(TASK TO COMPLETE): Look for "gateway" in each line of the records, and copy the lines that have it.
###
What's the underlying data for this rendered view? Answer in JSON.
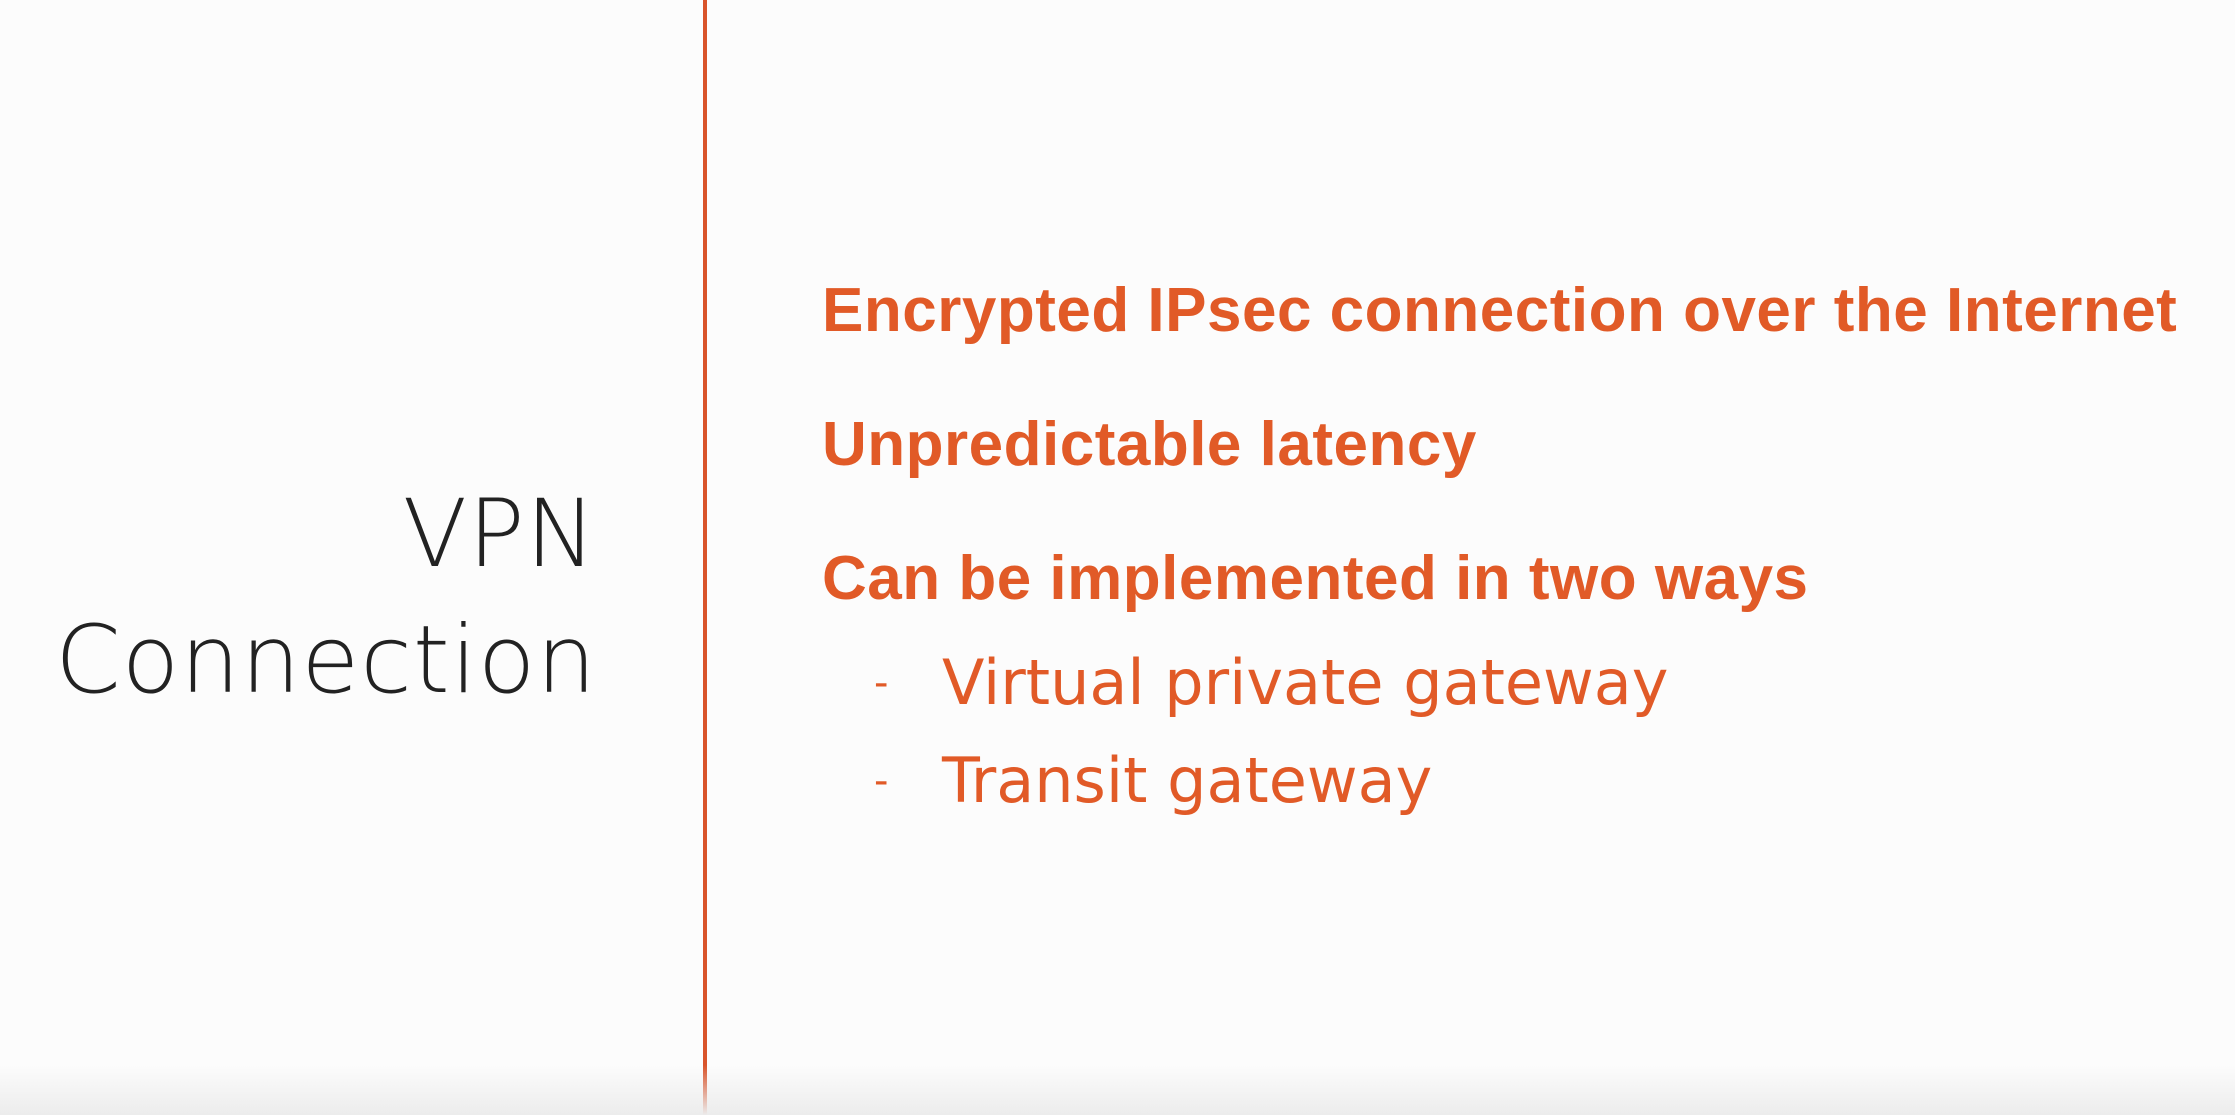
{
  "title": {
    "line1": "VPN",
    "line2": "Connection"
  },
  "points": [
    {
      "text": "Encrypted IPsec connection over the Internet"
    },
    {
      "text": "Unpredictable latency"
    },
    {
      "text": "Can be implemented in two ways"
    }
  ],
  "sub_points": [
    {
      "bullet": "-",
      "text": "Virtual private gateway"
    },
    {
      "bullet": "-",
      "text": "Transit gateway"
    }
  ],
  "colors": {
    "accent": "#e15a27",
    "divider": "#d9542b",
    "title_text": "#222222",
    "background": "#fcfcfc"
  }
}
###
(SOLUTION):
      "text": "Virtual private gateway"
      "text": "Transit gateway"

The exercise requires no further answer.